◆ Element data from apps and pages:
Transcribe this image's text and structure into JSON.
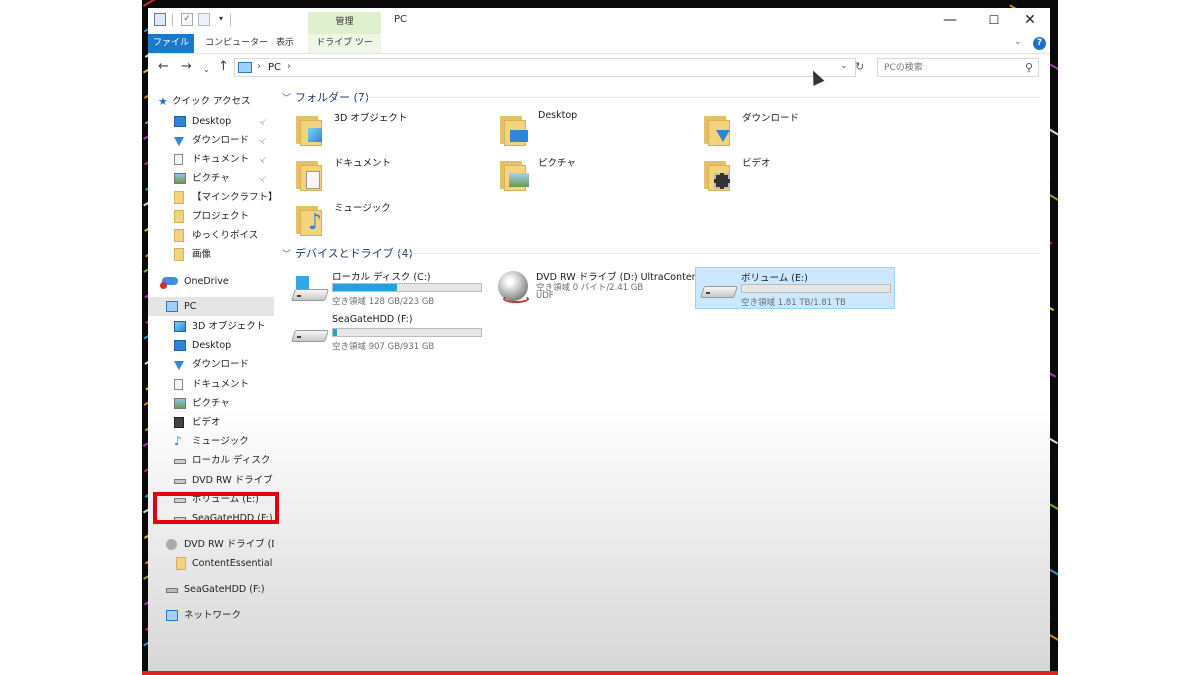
{
  "window": {
    "title": "PC",
    "management_tab": "管理",
    "controls": {
      "minimize": "—",
      "maximize": "☐",
      "close": "✕"
    },
    "qat_dropdown": "▾"
  },
  "ribbon": {
    "tabs": {
      "file": "ファイル",
      "computer": "コンピューター",
      "view": "表示",
      "drive_tools": "ドライブ ツール"
    },
    "chevron": "⌄",
    "help": "?"
  },
  "address_bar": {
    "back": "←",
    "forward": "→",
    "recent": "⌄",
    "up": "↑",
    "location": "PC",
    "separator": "›",
    "dropdown": "⌄",
    "refresh": "↻",
    "search_placeholder": "PCの検索",
    "search_glyph": "⚲"
  },
  "nav": {
    "quick_access": "クイック アクセス",
    "quick_items": [
      {
        "label": "Desktop",
        "icon": "desktop-icon",
        "pinned": true
      },
      {
        "label": "ダウンロード",
        "icon": "download-icon",
        "pinned": true
      },
      {
        "label": "ドキュメント",
        "icon": "document-icon",
        "pinned": true
      },
      {
        "label": "ピクチャ",
        "icon": "picture-icon",
        "pinned": true
      },
      {
        "label": "【マインクラフト】みずよ",
        "icon": "folder-icon",
        "pinned": false
      },
      {
        "label": "プロジェクト",
        "icon": "folder-icon",
        "pinned": false
      },
      {
        "label": "ゆっくりボイス",
        "icon": "folder-icon",
        "pinned": false
      },
      {
        "label": "画像",
        "icon": "folder-icon",
        "pinned": false
      }
    ],
    "pin_glyph": "📌",
    "onedrive": "OneDrive",
    "pc": "PC",
    "pc_items": [
      {
        "label": "3D オブジェクト",
        "icon": "3d-objects-icon"
      },
      {
        "label": "Desktop",
        "icon": "desktop-icon"
      },
      {
        "label": "ダウンロード",
        "icon": "download-icon"
      },
      {
        "label": "ドキュメント",
        "icon": "document-icon"
      },
      {
        "label": "ピクチャ",
        "icon": "picture-icon"
      },
      {
        "label": "ビデオ",
        "icon": "video-icon"
      },
      {
        "label": "ミュージック",
        "icon": "music-icon"
      },
      {
        "label": "ローカル ディスク (C:)",
        "icon": "drive-icon"
      },
      {
        "label": "DVD RW ドライブ (D:)",
        "icon": "dvd-icon"
      },
      {
        "label": "ボリューム (E:)",
        "icon": "drive-icon"
      },
      {
        "label": "SeaGateHDD (F:)",
        "icon": "drive-icon"
      }
    ],
    "dvd_root": "DVD RW ドライブ (D:) U",
    "dvd_child": "ContentEssential",
    "seagate_root": "SeaGateHDD (F:)",
    "network": "ネットワーク"
  },
  "content": {
    "folders_header": "フォルダー (7)",
    "folders": [
      {
        "label": "3D オブジェクト",
        "icon": "3d-objects-folder-icon"
      },
      {
        "label": "Desktop",
        "icon": "desktop-folder-icon"
      },
      {
        "label": "ダウンロード",
        "icon": "download-folder-icon"
      },
      {
        "label": "ドキュメント",
        "icon": "document-folder-icon"
      },
      {
        "label": "ピクチャ",
        "icon": "picture-folder-icon"
      },
      {
        "label": "ビデオ",
        "icon": "video-folder-icon"
      },
      {
        "label": "ミュージック",
        "icon": "music-folder-icon"
      }
    ],
    "devices_header": "デバイスとドライブ (4)",
    "drives": [
      {
        "name": "ローカル ディスク (C:)",
        "free": "空き領域 128 GB/223 GB",
        "used_fraction": 0.43,
        "icon": "windows-drive-icon",
        "selected": false
      },
      {
        "name": "DVD RW ドライブ (D:) UltraContents",
        "free": "空き領域 0 バイト/2.41 GB",
        "fs": "UDF",
        "icon": "dvd-drive-icon",
        "selected": false
      },
      {
        "name": "ボリューム (E:)",
        "free": "空き領域 1.81 TB/1.81 TB",
        "used_fraction": 0.0,
        "icon": "hdd-icon",
        "selected": true
      },
      {
        "name": "SeaGateHDD (F:)",
        "free": "空き領域 907 GB/931 GB",
        "used_fraction": 0.03,
        "icon": "hdd-icon",
        "selected": false
      }
    ]
  },
  "colors": {
    "accent": "#1979ca",
    "usage_bar": "#26a0da",
    "selection": "#cce8ff",
    "highlight_box": "#e4000f"
  }
}
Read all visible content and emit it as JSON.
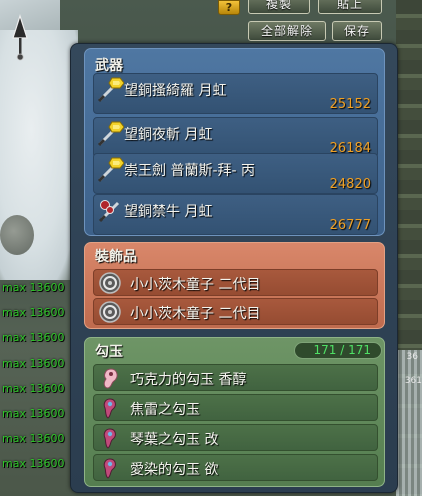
{
  "toolbar": {
    "help_label": "?",
    "copy_label": "複製",
    "paste_label": "貼上",
    "unequip_all_label": "全部解除",
    "save_label": "保存"
  },
  "side_list": {
    "items": [
      "max 13600",
      "max 13600",
      "max 13600",
      "max 13600",
      "max 13600",
      "max 13600",
      "max 13600",
      "max 13600"
    ],
    "color": "#2fc52a"
  },
  "background": {
    "right_text_1": "36",
    "right_text_2": "361"
  },
  "weapons": {
    "title": "武器",
    "items": [
      {
        "name": "望銅搔綺羅 月虹",
        "value": "25152",
        "icon": "sword-gem-icon"
      },
      {
        "name": "望銅夜斬 月虹",
        "value": "26184",
        "icon": "sword-gem-icon"
      },
      {
        "name": "崇王劍 普蘭斯-拜- 丙",
        "value": "24820",
        "icon": "sword-gem-icon"
      },
      {
        "name": "望銅禁牛 月虹",
        "value": "26777",
        "icon": "red-sword-icon"
      }
    ]
  },
  "accessories": {
    "title": "裝飾品",
    "items": [
      {
        "name": "小小茨木童子 二代目",
        "icon": "ring-icon"
      },
      {
        "name": "小小茨木童子 二代目",
        "icon": "ring-icon"
      }
    ]
  },
  "jewels": {
    "title": "勾玉",
    "count": "171 / 171",
    "items": [
      {
        "name": "巧克力的勾玉 香醇",
        "icon": "magatama-pink-icon"
      },
      {
        "name": "焦雷之勾玉",
        "icon": "magatama-blue-icon"
      },
      {
        "name": "琴葉之勾玉 改",
        "icon": "magatama-blue-icon"
      },
      {
        "name": "愛染的勾玉 欲",
        "icon": "magatama-blue-icon"
      }
    ]
  },
  "colors": {
    "weapon_value": "#f0a024",
    "jewel_counter": "#4fe065",
    "weapon_section": "#4f77a2",
    "accessory_section": "#d9876a",
    "jewel_section": "#6e9566"
  }
}
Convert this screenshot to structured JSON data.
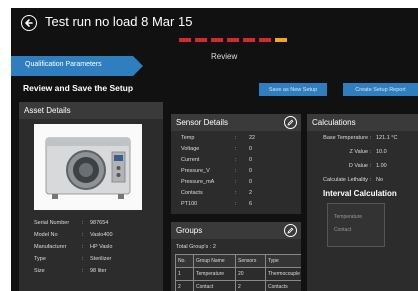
{
  "header": {
    "title": "Test run no load 8 Mar 15"
  },
  "progress": {
    "segments": 7,
    "current_index": 6,
    "step_label": "Review"
  },
  "stage": {
    "label": "Qualification Parameters"
  },
  "page": {
    "subtitle": "Review and Save the Setup"
  },
  "actions": {
    "save_label": "Save as New Setup",
    "report_label": "Create Setup Report"
  },
  "asset": {
    "title": "Asset Details",
    "rows": [
      {
        "key": "Serial Number",
        "value": "987654"
      },
      {
        "key": "Model No",
        "value": "Vaslo400"
      },
      {
        "key": "Manufacturer",
        "value": "HP Vaslo"
      },
      {
        "key": "Type",
        "value": "Sterilizer"
      },
      {
        "key": "Size",
        "value": "98 liter"
      }
    ]
  },
  "sensor": {
    "title": "Sensor Details",
    "rows": [
      {
        "key": "Temp",
        "value": "22"
      },
      {
        "key": "Voltage",
        "value": "0"
      },
      {
        "key": "Current",
        "value": "0"
      },
      {
        "key": "Pressure_V",
        "value": "0"
      },
      {
        "key": "Pressure_mA",
        "value": "0"
      },
      {
        "key": "Contacts",
        "value": "2"
      },
      {
        "key": "PT100",
        "value": "6"
      }
    ]
  },
  "groups": {
    "title": "Groups",
    "total_label": "Total Group's : 2",
    "columns": [
      "No.",
      "Group Name",
      "Sensors",
      "Type"
    ],
    "rows": [
      [
        "1",
        "Temperature",
        "20",
        "Thermocouple"
      ],
      [
        "2",
        "Contact",
        "2",
        "Contacts"
      ]
    ]
  },
  "calculations": {
    "title": "Calculations",
    "rows": [
      {
        "key": "Base Temperature",
        "value": "121.1 °C"
      },
      {
        "key": "Z Value",
        "value": "10.0"
      },
      {
        "key": "D Value",
        "value": "1.00"
      },
      {
        "key": "Calculate Lethality",
        "value": "No"
      }
    ],
    "interval_title": "Interval Calculation",
    "interval_items": [
      "Temperature",
      "Contact"
    ]
  },
  "colors": {
    "accent": "#2f7fc0",
    "progress_done": "#d0292e",
    "progress_current": "#f0a623",
    "background": "#111111",
    "panel": "#2c2c2c"
  },
  "icons": {
    "back": "back-arrow-icon",
    "edit": "edit-pencil-icon"
  }
}
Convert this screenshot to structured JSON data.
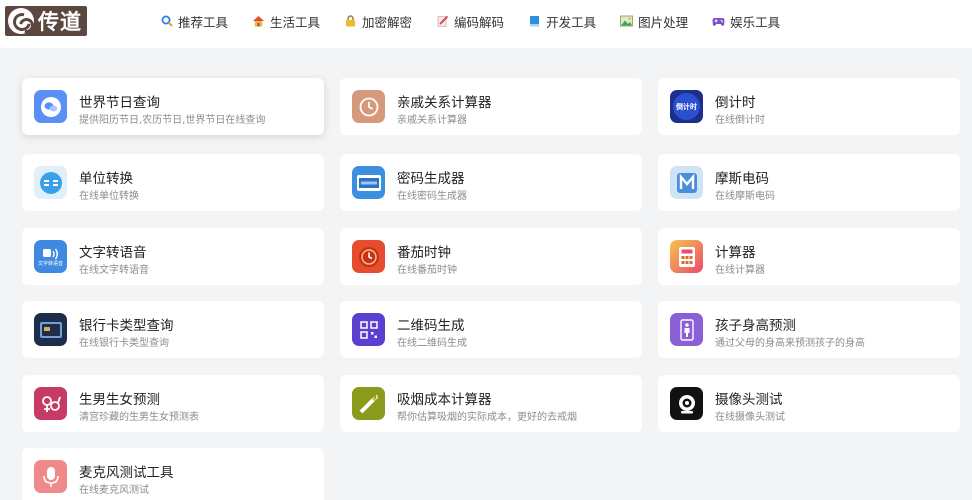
{
  "header": {
    "logo_text": "传道",
    "nav": [
      {
        "label": "推荐工具",
        "icon": "search-icon",
        "color": "#2f80ed"
      },
      {
        "label": "生活工具",
        "icon": "home-icon",
        "color": "#e06b2b"
      },
      {
        "label": "加密解密",
        "icon": "lock-icon",
        "color": "#e0a21e"
      },
      {
        "label": "编码解码",
        "icon": "edit-icon",
        "color": "#d94a6a"
      },
      {
        "label": "开发工具",
        "icon": "book-icon",
        "color": "#2f8ed9"
      },
      {
        "label": "图片处理",
        "icon": "image-icon",
        "color": "#3aa65a"
      },
      {
        "label": "娱乐工具",
        "icon": "gamepad-icon",
        "color": "#7d4fc9"
      }
    ]
  },
  "cards": [
    {
      "title": "世界节日查询",
      "desc": "提供阳历节日,农历节日,世界节日在线查询",
      "icon": "speech-bubble-icon",
      "color": "#5a8ff5"
    },
    {
      "title": "亲戚关系计算器",
      "desc": "亲戚关系计算器",
      "icon": "clock-icon",
      "color": "#d59a7c"
    },
    {
      "title": "倒计时",
      "desc": "在线倒计时",
      "icon": "countdown-icon",
      "icon_text": "倒计时",
      "color": "#1c2f8a"
    },
    {
      "title": "单位转换",
      "desc": "在线单位转换",
      "icon": "unit-convert-icon",
      "color": "#3aa0e8"
    },
    {
      "title": "密码生成器",
      "desc": "在线密码生成器",
      "icon": "password-icon",
      "color": "#3d8fe0"
    },
    {
      "title": "摩斯电码",
      "desc": "在线摩斯电码",
      "icon": "morse-icon",
      "color": "#4a8fd8"
    },
    {
      "title": "文字转语音",
      "desc": "在线文字转语音",
      "icon": "text-to-speech-icon",
      "icon_text": "文字转语音",
      "color": "#3f8ae0"
    },
    {
      "title": "番茄时钟",
      "desc": "在线番茄时钟",
      "icon": "tomato-clock-icon",
      "color": "#e84c2e"
    },
    {
      "title": "计算器",
      "desc": "在线计算器",
      "icon": "calculator-icon",
      "color": "#e94b6e"
    },
    {
      "title": "银行卡类型查询",
      "desc": "在线银行卡类型查询",
      "icon": "bank-card-icon",
      "color": "#1e2d4a"
    },
    {
      "title": "二维码生成",
      "desc": "在线二维码生成",
      "icon": "qrcode-icon",
      "color": "#5a3fd0"
    },
    {
      "title": "孩子身高预测",
      "desc": "通过父母的身高来预测孩子的身高",
      "icon": "height-icon",
      "color": "#8a5fd8"
    },
    {
      "title": "生男生女预测",
      "desc": "清宫珍藏的生男生女预测表",
      "icon": "gender-icon",
      "color": "#c73a66"
    },
    {
      "title": "吸烟成本计算器",
      "desc": "帮你估算吸烟的实际成本，更好的去戒烟",
      "icon": "cigarette-icon",
      "color": "#8a9a1a"
    },
    {
      "title": "摄像头测试",
      "desc": "在线摄像头测试",
      "icon": "camera-icon",
      "color": "#111111"
    },
    {
      "title": "麦克风测试工具",
      "desc": "在线麦克风测试",
      "icon": "microphone-icon",
      "color": "#f08a8a"
    }
  ]
}
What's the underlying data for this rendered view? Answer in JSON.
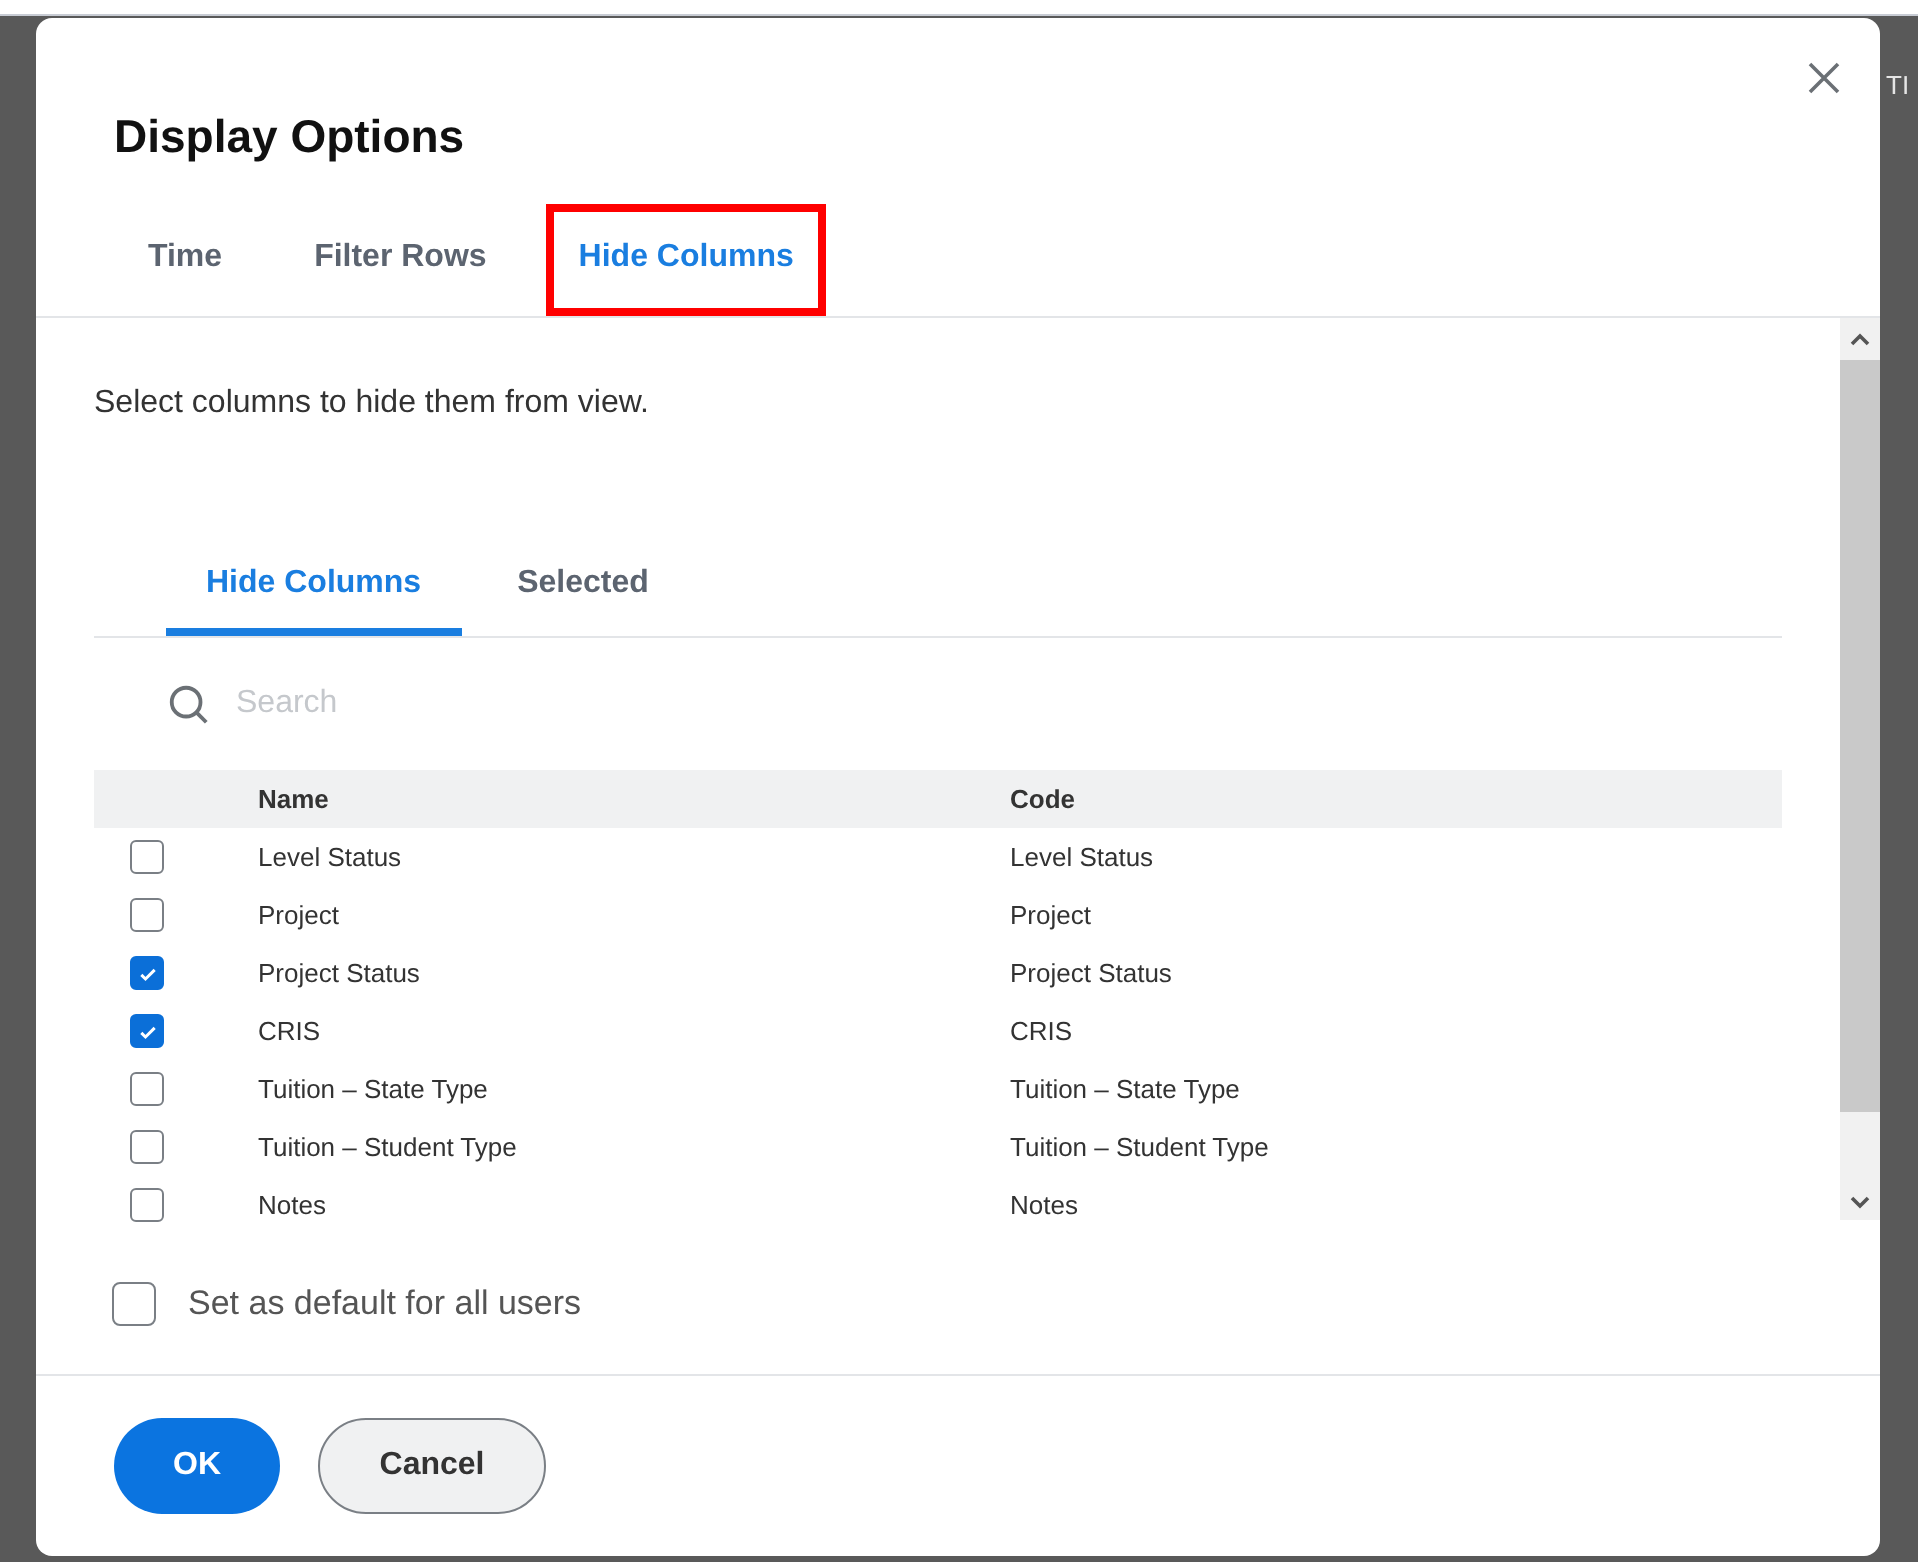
{
  "background": {
    "column_text": "TI"
  },
  "dialog": {
    "title": "Display Options"
  },
  "tabs": [
    {
      "label": "Time",
      "selected": false,
      "highlighted": false
    },
    {
      "label": "Filter Rows",
      "selected": false,
      "highlighted": false
    },
    {
      "label": "Hide Columns",
      "selected": true,
      "highlighted": true
    }
  ],
  "instructions": "Select columns to hide them from view.",
  "subtabs": [
    {
      "label": "Hide Columns",
      "selected": true
    },
    {
      "label": "Selected",
      "selected": false
    }
  ],
  "search": {
    "placeholder": "Search"
  },
  "table": {
    "columns": [
      "Name",
      "Code"
    ],
    "rows": [
      {
        "name": "Level Status",
        "code": "Level Status",
        "checked": false
      },
      {
        "name": "Project",
        "code": "Project",
        "checked": false
      },
      {
        "name": "Project Status",
        "code": "Project Status",
        "checked": true
      },
      {
        "name": "CRIS",
        "code": "CRIS",
        "checked": true
      },
      {
        "name": "Tuition – State Type",
        "code": "Tuition – State Type",
        "checked": false
      },
      {
        "name": "Tuition – Student Type",
        "code": "Tuition – Student Type",
        "checked": false
      },
      {
        "name": "Notes",
        "code": "Notes",
        "checked": false
      }
    ]
  },
  "default_option": {
    "label": "Set as default for all users",
    "checked": false
  },
  "buttons": [
    {
      "label": "OK",
      "kind": "primary"
    },
    {
      "label": "Cancel",
      "kind": "secondary"
    }
  ]
}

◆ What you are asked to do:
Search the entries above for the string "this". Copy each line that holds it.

◆ Written reply:
Transcribe this image's text and structure into JSON.
Convert this screenshot to structured JSON data.
Convert this screenshot to structured JSON data.
What's the underlying data for this rendered view? Answer in JSON.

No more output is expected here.